Interface dataset entries
*** Begin section ***
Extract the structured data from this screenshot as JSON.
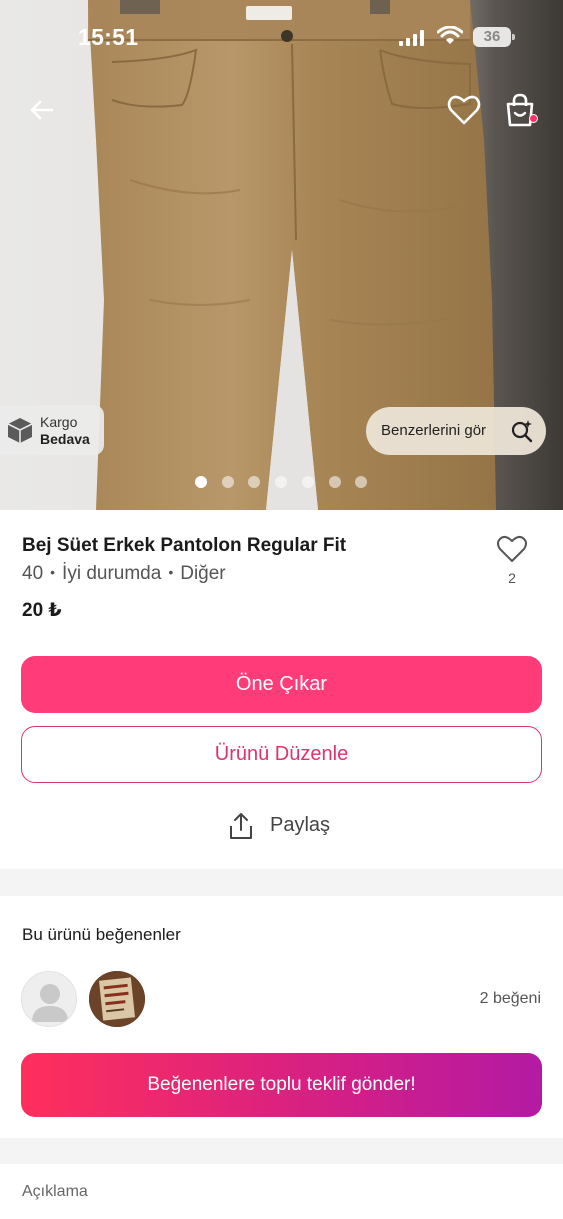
{
  "status_bar": {
    "time": "15:51",
    "battery": "36"
  },
  "hero": {
    "icons": [
      "back-arrow-icon",
      "heart-outline-icon",
      "shopping-bag-icon"
    ],
    "cargo_badge": {
      "line1": "Kargo",
      "line2": "Bedava"
    },
    "similar_button": {
      "label": "Benzerlerini gör",
      "icon": "search-sparkle-icon"
    },
    "carousel": {
      "total": 7,
      "active": 0
    }
  },
  "product": {
    "title": "Bej Süet Erkek Pantolon Regular Fit",
    "size": "40",
    "condition": "İyi durumda",
    "brand": "Diğer",
    "separator": "•",
    "price": "20 ₺",
    "like_count": "2"
  },
  "actions": {
    "promote_label": "Öne Çıkar",
    "edit_label": "Ürünü Düzenle",
    "share_label": "Paylaş"
  },
  "likers": {
    "title": "Bu ürünü beğenenler",
    "count_label": "2 beğeni",
    "bulk_offer_label": "Beğenenlere toplu teklif gönder!"
  },
  "description": {
    "label": "Açıklama"
  },
  "colors": {
    "primary": "#ff3b7a",
    "outline": "#e0336c",
    "gradient_start": "#ff2f5c",
    "gradient_end": "#b31aa3"
  }
}
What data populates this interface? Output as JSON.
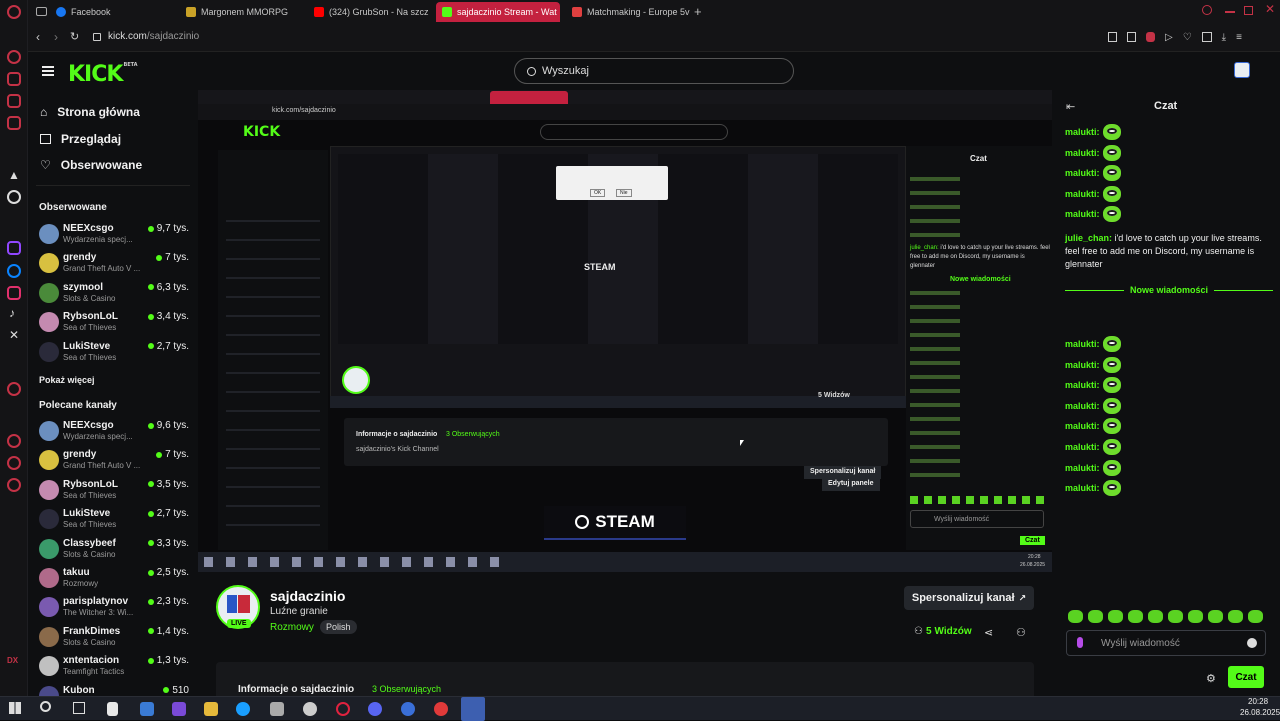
{
  "browser": {
    "tabs": [
      {
        "label": "Facebook",
        "color": "#1877f2"
      },
      {
        "label": "Margonem MMORPG",
        "color": "#c9a227"
      },
      {
        "label": "(324) GrubSon - Na szcz",
        "color": "#ff0000"
      },
      {
        "label": "sajdaczinio Stream - Wat",
        "color": "#53fc18",
        "active": true
      },
      {
        "label": "Matchmaking - Europe 5v",
        "color": "#e04040"
      }
    ],
    "url_host": "kick.com",
    "url_path": "/sajdaczinio"
  },
  "header": {
    "logo": "KICK",
    "logo_badge": "BETA",
    "search_placeholder": "Wyszukaj"
  },
  "nav": [
    {
      "label": "Strona główna",
      "icon": "home-icon"
    },
    {
      "label": "Przeglądaj",
      "icon": "browse-icon"
    },
    {
      "label": "Obserwowane",
      "icon": "heart-icon"
    }
  ],
  "followed": {
    "title": "Obserwowane",
    "channels": [
      {
        "name": "NEEXcsgo",
        "game": "Wydarzenia specj...",
        "viewers": "9,7 tys.",
        "color": "#6b8fbf"
      },
      {
        "name": "grendy",
        "game": "Grand Theft Auto V ...",
        "viewers": "7 tys.",
        "color": "#d8c040"
      },
      {
        "name": "szymool",
        "game": "Slots & Casino",
        "viewers": "6,3 tys.",
        "color": "#4a8a3a"
      },
      {
        "name": "RybsonLoL",
        "game": "Sea of Thieves",
        "viewers": "3,4 tys.",
        "color": "#c48ab0"
      },
      {
        "name": "LukiSteve",
        "game": "Sea of Thieves",
        "viewers": "2,7 tys.",
        "color": "#2a2a3a"
      }
    ],
    "more": "Pokaż więcej"
  },
  "recommended": {
    "title": "Polecane kanały",
    "channels": [
      {
        "name": "NEEXcsgo",
        "game": "Wydarzenia specj...",
        "viewers": "9,6 tys.",
        "color": "#6b8fbf"
      },
      {
        "name": "grendy",
        "game": "Grand Theft Auto V ...",
        "viewers": "7 tys.",
        "color": "#d8c040"
      },
      {
        "name": "RybsonLoL",
        "game": "Sea of Thieves",
        "viewers": "3,5 tys.",
        "color": "#c48ab0"
      },
      {
        "name": "LukiSteve",
        "game": "Sea of Thieves",
        "viewers": "2,7 tys.",
        "color": "#2a2a3a"
      },
      {
        "name": "Classybeef",
        "game": "Slots & Casino",
        "viewers": "3,3 tys.",
        "color": "#3a9a6a"
      },
      {
        "name": "takuu",
        "game": "Rozmowy",
        "viewers": "2,5 tys.",
        "color": "#b06a8a"
      },
      {
        "name": "parisplatynov",
        "game": "The Witcher 3: Wi...",
        "viewers": "2,3 tys.",
        "color": "#7a5ab0"
      },
      {
        "name": "FrankDimes",
        "game": "Slots & Casino",
        "viewers": "1,4 tys.",
        "color": "#8a6a4a"
      },
      {
        "name": "xntentacion",
        "game": "Teamfight Tactics",
        "viewers": "1,3 tys.",
        "color": "#c0c0c0"
      },
      {
        "name": "Kubon",
        "game": "",
        "viewers": "510",
        "color": "#4a4a8a"
      }
    ]
  },
  "stream_capture": {
    "nested_steam": "STEAM",
    "big_steam": "STEAM",
    "dialog_ok": "OK",
    "dialog_no": "Nie",
    "nested_chat_title": "Czat",
    "nested_new_messages": "Nowe wiadomości",
    "nested_message_user": "julie_chan:",
    "nested_message_text": "i'd love to catch up your live streams. feel free to add me on Discord, my username is glennater",
    "nested_placeholder": "Wyślij wiadomość",
    "nested_chat_button": "Czat",
    "nested_edit_panels": "Edytuj panele",
    "nested_info_title": "Informacje o sajdaczinio",
    "nested_followers": "3 Obserwujących",
    "nested_channel_desc": "sajdaczinio's Kick Channel",
    "nested_customize": "Spersonalizuj kanał",
    "nested_viewers": "5 Widzów",
    "nested_clock": "20:28",
    "nested_date": "26.08.2025"
  },
  "streamer": {
    "name": "sajdaczinio",
    "title": "Luźne granie",
    "category": "Rozmowy",
    "tag": "Polish",
    "live": "LIVE",
    "customize": "Spersonalizuj kanał",
    "viewers_count": "5",
    "viewers_label": "Widzów",
    "info_title": "Informacje o sajdaczinio",
    "followers": "3 Obserwujących"
  },
  "chat": {
    "title": "Czat",
    "messages_top": [
      "malukti:",
      "malukti:",
      "malukti:",
      "malukti:",
      "malukti:"
    ],
    "long_message": {
      "user": "julie_chan:",
      "text": "i'd love to catch up your live streams. feel free to add me on Discord, my username is glennater"
    },
    "divider": "Nowe wiadomości",
    "messages_bottom": [
      "malukti:",
      "malukti:",
      "malukti:",
      "malukti:",
      "malukti:",
      "malukti:",
      "malukti:",
      "malukti:"
    ],
    "placeholder": "Wyślij wiadomość",
    "send": "Czat"
  },
  "taskbar": {
    "time": "20:28",
    "date": "26.08.2025"
  },
  "colors": {
    "accent": "#53fc18",
    "opera": "#c4213f"
  }
}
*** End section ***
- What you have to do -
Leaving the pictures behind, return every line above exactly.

- Task response -
Extract the structured data from this screenshot as JSON.
{
  "status_bar": {
    "time": "15:51",
    "battery": "36"
  },
  "hero": {
    "icons": [
      "back-arrow-icon",
      "heart-outline-icon",
      "shopping-bag-icon"
    ],
    "cargo_badge": {
      "line1": "Kargo",
      "line2": "Bedava"
    },
    "similar_button": {
      "label": "Benzerlerini gör",
      "icon": "search-sparkle-icon"
    },
    "carousel": {
      "total": 7,
      "active": 0
    }
  },
  "product": {
    "title": "Bej Süet Erkek Pantolon Regular Fit",
    "size": "40",
    "condition": "İyi durumda",
    "brand": "Diğer",
    "separator": "•",
    "price": "20 ₺",
    "like_count": "2"
  },
  "actions": {
    "promote_label": "Öne Çıkar",
    "edit_label": "Ürünü Düzenle",
    "share_label": "Paylaş"
  },
  "likers": {
    "title": "Bu ürünü beğenenler",
    "count_label": "2 beğeni",
    "bulk_offer_label": "Beğenenlere toplu teklif gönder!"
  },
  "description": {
    "label": "Açıklama"
  },
  "colors": {
    "primary": "#ff3b7a",
    "outline": "#e0336c",
    "gradient_start": "#ff2f5c",
    "gradient_end": "#b31aa3"
  }
}
What data populates this interface? Output as JSON.
{
  "browser": {
    "tabs": [
      {
        "label": "Facebook",
        "color": "#1877f2"
      },
      {
        "label": "Margonem MMORPG",
        "color": "#c9a227"
      },
      {
        "label": "(324) GrubSon - Na szcz",
        "color": "#ff0000"
      },
      {
        "label": "sajdaczinio Stream - Wat",
        "color": "#53fc18",
        "active": true
      },
      {
        "label": "Matchmaking - Europe 5v",
        "color": "#e04040"
      }
    ],
    "url_host": "kick.com",
    "url_path": "/sajdaczinio"
  },
  "header": {
    "logo": "KICK",
    "logo_badge": "BETA",
    "search_placeholder": "Wyszukaj"
  },
  "nav": [
    {
      "label": "Strona główna",
      "icon": "home-icon"
    },
    {
      "label": "Przeglądaj",
      "icon": "browse-icon"
    },
    {
      "label": "Obserwowane",
      "icon": "heart-icon"
    }
  ],
  "followed": {
    "title": "Obserwowane",
    "channels": [
      {
        "name": "NEEXcsgo",
        "game": "Wydarzenia specj...",
        "viewers": "9,7 tys.",
        "color": "#6b8fbf"
      },
      {
        "name": "grendy",
        "game": "Grand Theft Auto V ...",
        "viewers": "7 tys.",
        "color": "#d8c040"
      },
      {
        "name": "szymool",
        "game": "Slots & Casino",
        "viewers": "6,3 tys.",
        "color": "#4a8a3a"
      },
      {
        "name": "RybsonLoL",
        "game": "Sea of Thieves",
        "viewers": "3,4 tys.",
        "color": "#c48ab0"
      },
      {
        "name": "LukiSteve",
        "game": "Sea of Thieves",
        "viewers": "2,7 tys.",
        "color": "#2a2a3a"
      }
    ],
    "more": "Pokaż więcej"
  },
  "recommended": {
    "title": "Polecane kanały",
    "channels": [
      {
        "name": "NEEXcsgo",
        "game": "Wydarzenia specj...",
        "viewers": "9,6 tys.",
        "color": "#6b8fbf"
      },
      {
        "name": "grendy",
        "game": "Grand Theft Auto V ...",
        "viewers": "7 tys.",
        "color": "#d8c040"
      },
      {
        "name": "RybsonLoL",
        "game": "Sea of Thieves",
        "viewers": "3,5 tys.",
        "color": "#c48ab0"
      },
      {
        "name": "LukiSteve",
        "game": "Sea of Thieves",
        "viewers": "2,7 tys.",
        "color": "#2a2a3a"
      },
      {
        "name": "Classybeef",
        "game": "Slots & Casino",
        "viewers": "3,3 tys.",
        "color": "#3a9a6a"
      },
      {
        "name": "takuu",
        "game": "Rozmowy",
        "viewers": "2,5 tys.",
        "color": "#b06a8a"
      },
      {
        "name": "parisplatynov",
        "game": "The Witcher 3: Wi...",
        "viewers": "2,3 tys.",
        "color": "#7a5ab0"
      },
      {
        "name": "FrankDimes",
        "game": "Slots & Casino",
        "viewers": "1,4 tys.",
        "color": "#8a6a4a"
      },
      {
        "name": "xntentacion",
        "game": "Teamfight Tactics",
        "viewers": "1,3 tys.",
        "color": "#c0c0c0"
      },
      {
        "name": "Kubon",
        "game": "",
        "viewers": "510",
        "color": "#4a4a8a"
      }
    ]
  },
  "stream_capture": {
    "nested_steam": "STEAM",
    "big_steam": "STEAM",
    "dialog_ok": "OK",
    "dialog_no": "Nie",
    "nested_chat_title": "Czat",
    "nested_new_messages": "Nowe wiadomości",
    "nested_message_user": "julie_chan:",
    "nested_message_text": "i'd love to catch up your live streams. feel free to add me on Discord, my username is glennater",
    "nested_placeholder": "Wyślij wiadomość",
    "nested_chat_button": "Czat",
    "nested_edit_panels": "Edytuj panele",
    "nested_info_title": "Informacje o sajdaczinio",
    "nested_followers": "3 Obserwujących",
    "nested_channel_desc": "sajdaczinio's Kick Channel",
    "nested_customize": "Spersonalizuj kanał",
    "nested_viewers": "5 Widzów",
    "nested_clock": "20:28",
    "nested_date": "26.08.2025"
  },
  "streamer": {
    "name": "sajdaczinio",
    "title": "Luźne granie",
    "category": "Rozmowy",
    "tag": "Polish",
    "live": "LIVE",
    "customize": "Spersonalizuj kanał",
    "viewers_count": "5",
    "viewers_label": "Widzów",
    "info_title": "Informacje o sajdaczinio",
    "followers": "3 Obserwujących"
  },
  "chat": {
    "title": "Czat",
    "messages_top": [
      "malukti:",
      "malukti:",
      "malukti:",
      "malukti:",
      "malukti:"
    ],
    "long_message": {
      "user": "julie_chan:",
      "text": "i'd love to catch up your live streams. feel free to add me on Discord, my username is glennater"
    },
    "divider": "Nowe wiadomości",
    "messages_bottom": [
      "malukti:",
      "malukti:",
      "malukti:",
      "malukti:",
      "malukti:",
      "malukti:",
      "malukti:",
      "malukti:"
    ],
    "placeholder": "Wyślij wiadomość",
    "send": "Czat"
  },
  "taskbar": {
    "time": "20:28",
    "date": "26.08.2025"
  },
  "colors": {
    "accent": "#53fc18",
    "opera": "#c4213f"
  }
}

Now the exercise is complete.